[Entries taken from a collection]
+-------+

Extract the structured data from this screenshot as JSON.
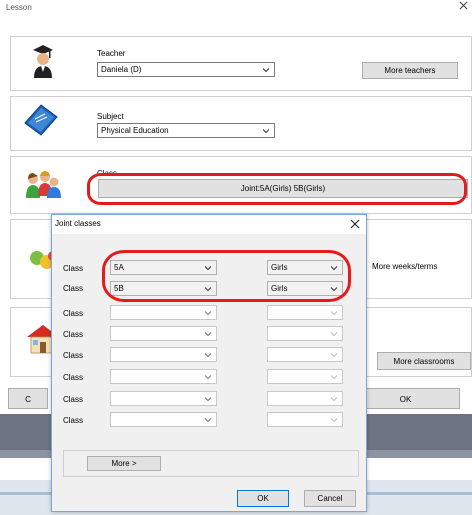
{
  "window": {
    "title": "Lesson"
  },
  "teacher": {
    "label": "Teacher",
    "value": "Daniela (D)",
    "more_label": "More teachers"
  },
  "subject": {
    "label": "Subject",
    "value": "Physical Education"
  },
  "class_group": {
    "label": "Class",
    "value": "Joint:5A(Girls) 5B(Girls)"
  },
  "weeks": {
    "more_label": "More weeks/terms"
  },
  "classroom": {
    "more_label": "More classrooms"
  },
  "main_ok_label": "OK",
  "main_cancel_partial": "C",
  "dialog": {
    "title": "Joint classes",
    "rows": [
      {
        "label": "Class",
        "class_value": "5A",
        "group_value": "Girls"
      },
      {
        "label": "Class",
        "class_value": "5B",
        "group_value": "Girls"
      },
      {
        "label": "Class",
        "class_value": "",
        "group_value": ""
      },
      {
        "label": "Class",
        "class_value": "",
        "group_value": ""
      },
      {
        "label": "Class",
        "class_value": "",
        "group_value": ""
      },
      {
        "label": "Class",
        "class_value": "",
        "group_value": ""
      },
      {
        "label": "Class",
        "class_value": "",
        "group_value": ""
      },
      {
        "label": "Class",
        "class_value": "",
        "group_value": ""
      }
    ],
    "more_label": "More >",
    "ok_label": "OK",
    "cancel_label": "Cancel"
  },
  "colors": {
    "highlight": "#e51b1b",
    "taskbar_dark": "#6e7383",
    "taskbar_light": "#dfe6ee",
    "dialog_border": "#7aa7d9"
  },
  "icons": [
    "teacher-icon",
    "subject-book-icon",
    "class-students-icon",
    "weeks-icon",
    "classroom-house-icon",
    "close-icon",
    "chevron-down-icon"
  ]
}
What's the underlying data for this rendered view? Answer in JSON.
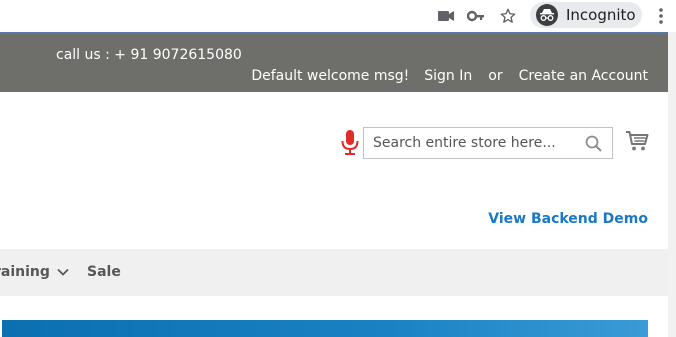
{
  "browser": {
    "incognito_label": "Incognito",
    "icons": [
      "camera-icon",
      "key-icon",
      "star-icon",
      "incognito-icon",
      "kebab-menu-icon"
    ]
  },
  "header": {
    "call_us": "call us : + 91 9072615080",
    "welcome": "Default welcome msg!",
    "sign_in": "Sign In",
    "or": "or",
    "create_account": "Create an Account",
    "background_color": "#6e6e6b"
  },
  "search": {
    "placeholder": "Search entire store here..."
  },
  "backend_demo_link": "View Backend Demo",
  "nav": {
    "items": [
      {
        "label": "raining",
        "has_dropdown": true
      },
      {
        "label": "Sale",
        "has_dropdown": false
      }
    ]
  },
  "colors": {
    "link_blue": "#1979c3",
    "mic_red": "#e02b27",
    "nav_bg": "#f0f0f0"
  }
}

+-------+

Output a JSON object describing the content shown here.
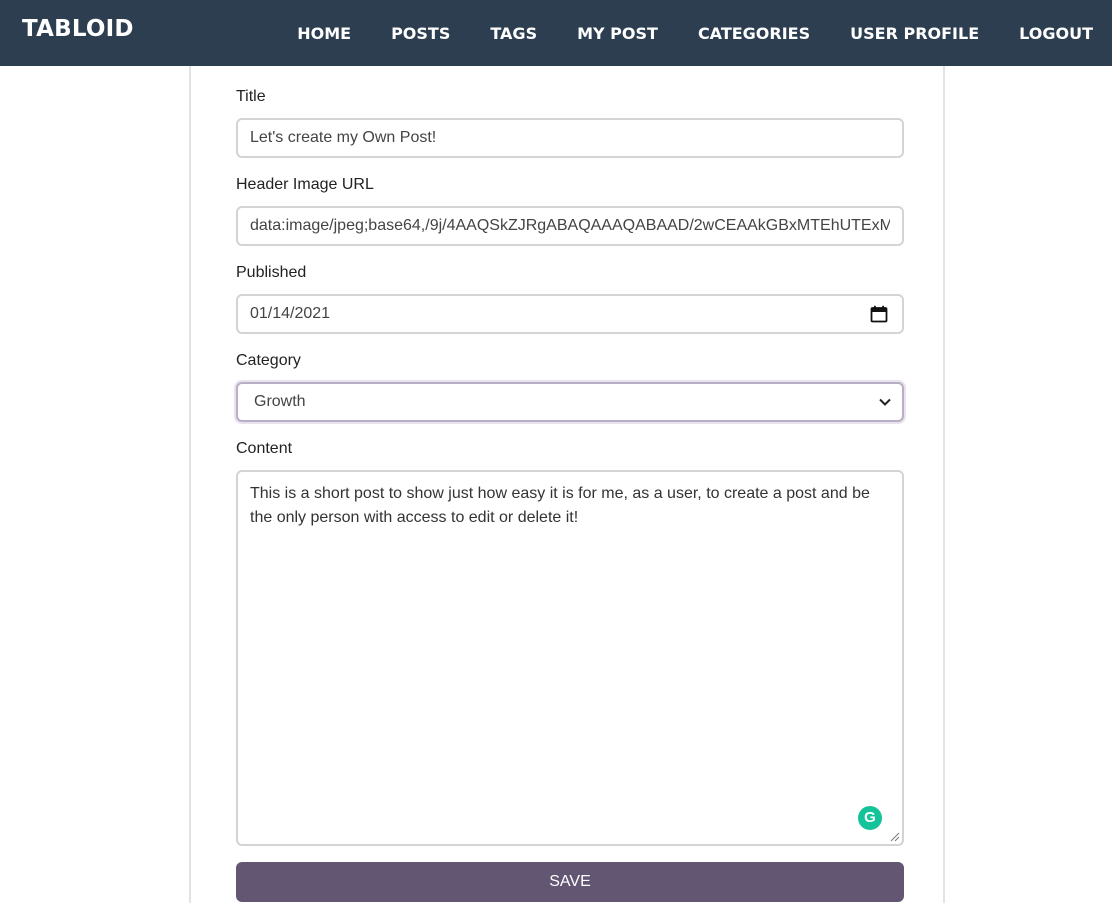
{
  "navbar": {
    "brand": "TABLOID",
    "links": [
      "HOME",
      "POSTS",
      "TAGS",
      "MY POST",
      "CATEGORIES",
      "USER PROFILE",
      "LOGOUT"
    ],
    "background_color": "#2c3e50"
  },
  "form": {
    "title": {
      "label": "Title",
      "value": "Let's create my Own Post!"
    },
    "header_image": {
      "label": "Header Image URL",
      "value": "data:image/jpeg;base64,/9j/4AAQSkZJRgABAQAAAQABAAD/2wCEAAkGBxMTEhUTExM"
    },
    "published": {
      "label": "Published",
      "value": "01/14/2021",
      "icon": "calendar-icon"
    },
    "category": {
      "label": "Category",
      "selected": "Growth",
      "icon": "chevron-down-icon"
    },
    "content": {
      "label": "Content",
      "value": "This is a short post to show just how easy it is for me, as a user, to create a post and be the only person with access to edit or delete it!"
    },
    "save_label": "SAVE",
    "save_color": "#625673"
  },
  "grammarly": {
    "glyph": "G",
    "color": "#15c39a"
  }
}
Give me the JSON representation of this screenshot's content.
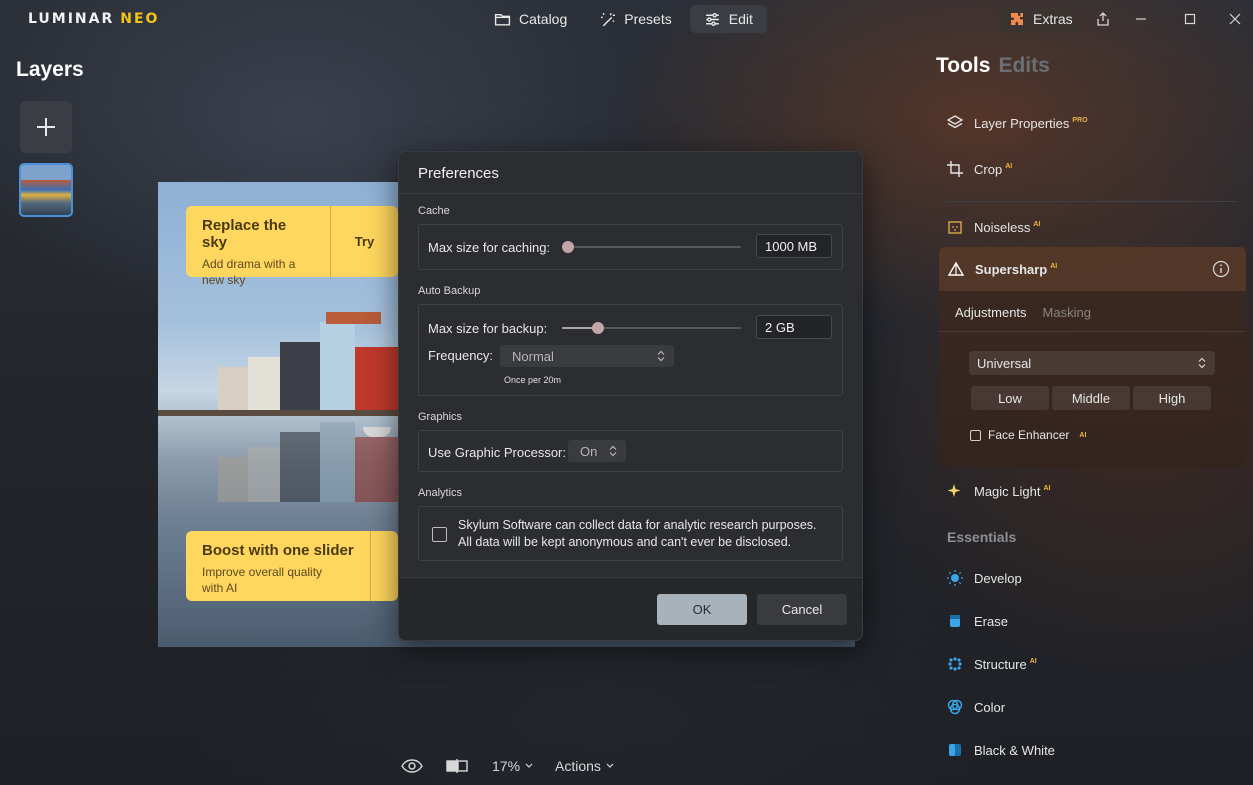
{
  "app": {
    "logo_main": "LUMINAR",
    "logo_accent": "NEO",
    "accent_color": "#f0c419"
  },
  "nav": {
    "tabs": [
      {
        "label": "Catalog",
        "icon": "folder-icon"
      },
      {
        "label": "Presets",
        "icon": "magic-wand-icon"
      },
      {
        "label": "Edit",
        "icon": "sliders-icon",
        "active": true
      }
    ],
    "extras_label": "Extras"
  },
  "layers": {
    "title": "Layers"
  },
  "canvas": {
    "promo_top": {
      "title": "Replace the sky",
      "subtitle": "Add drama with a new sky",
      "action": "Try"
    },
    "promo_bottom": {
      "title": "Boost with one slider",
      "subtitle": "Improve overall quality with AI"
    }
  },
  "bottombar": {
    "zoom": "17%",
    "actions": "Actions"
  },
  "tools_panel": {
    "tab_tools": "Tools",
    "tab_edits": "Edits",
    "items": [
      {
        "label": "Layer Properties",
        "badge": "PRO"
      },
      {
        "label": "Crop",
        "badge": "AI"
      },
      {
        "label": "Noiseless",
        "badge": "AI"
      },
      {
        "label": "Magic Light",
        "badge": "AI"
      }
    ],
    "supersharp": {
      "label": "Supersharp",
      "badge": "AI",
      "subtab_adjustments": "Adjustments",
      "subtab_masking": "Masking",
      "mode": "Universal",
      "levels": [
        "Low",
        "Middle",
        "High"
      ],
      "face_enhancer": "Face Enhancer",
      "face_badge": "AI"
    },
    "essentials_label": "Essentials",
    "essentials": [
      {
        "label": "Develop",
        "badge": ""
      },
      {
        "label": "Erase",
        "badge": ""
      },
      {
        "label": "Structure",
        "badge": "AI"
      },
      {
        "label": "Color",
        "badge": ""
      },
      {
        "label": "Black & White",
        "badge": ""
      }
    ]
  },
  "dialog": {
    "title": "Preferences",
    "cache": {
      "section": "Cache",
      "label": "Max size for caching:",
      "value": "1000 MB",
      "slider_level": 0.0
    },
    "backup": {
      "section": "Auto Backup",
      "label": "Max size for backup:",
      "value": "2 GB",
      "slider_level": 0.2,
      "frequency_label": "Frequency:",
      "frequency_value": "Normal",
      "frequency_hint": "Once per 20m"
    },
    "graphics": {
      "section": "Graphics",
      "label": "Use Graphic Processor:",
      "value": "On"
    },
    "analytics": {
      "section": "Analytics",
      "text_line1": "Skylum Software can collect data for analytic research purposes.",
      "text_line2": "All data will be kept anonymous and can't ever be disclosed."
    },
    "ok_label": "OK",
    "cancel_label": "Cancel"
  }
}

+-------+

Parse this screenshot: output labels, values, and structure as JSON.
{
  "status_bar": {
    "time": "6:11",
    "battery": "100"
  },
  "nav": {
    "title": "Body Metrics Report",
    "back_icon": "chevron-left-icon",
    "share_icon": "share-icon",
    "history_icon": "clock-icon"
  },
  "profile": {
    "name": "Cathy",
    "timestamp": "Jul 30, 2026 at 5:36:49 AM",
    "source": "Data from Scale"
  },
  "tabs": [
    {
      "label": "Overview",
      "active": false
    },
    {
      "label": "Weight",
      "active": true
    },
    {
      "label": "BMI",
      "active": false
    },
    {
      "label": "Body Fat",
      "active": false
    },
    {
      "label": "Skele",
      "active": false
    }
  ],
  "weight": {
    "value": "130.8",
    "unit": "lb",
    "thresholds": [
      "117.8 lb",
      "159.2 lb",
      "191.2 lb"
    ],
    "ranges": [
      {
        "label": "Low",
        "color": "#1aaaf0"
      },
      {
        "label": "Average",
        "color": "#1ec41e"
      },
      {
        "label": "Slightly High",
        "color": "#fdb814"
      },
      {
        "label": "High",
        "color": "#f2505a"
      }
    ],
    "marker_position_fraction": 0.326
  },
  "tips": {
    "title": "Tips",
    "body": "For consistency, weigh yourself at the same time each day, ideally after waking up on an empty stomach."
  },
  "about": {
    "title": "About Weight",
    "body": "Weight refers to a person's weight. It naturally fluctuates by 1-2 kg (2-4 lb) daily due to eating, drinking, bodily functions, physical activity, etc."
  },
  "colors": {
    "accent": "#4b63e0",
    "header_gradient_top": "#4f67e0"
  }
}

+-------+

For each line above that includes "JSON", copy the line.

### Response for this exercise:
Extract the structured data from this screenshot as JSON.
What's the underlying data for this rendered view? Answer in JSON.
Output a JSON object describing the content shown here.
Give me the JSON representation of this screenshot's content.
Parse this screenshot: output labels, values, and structure as JSON.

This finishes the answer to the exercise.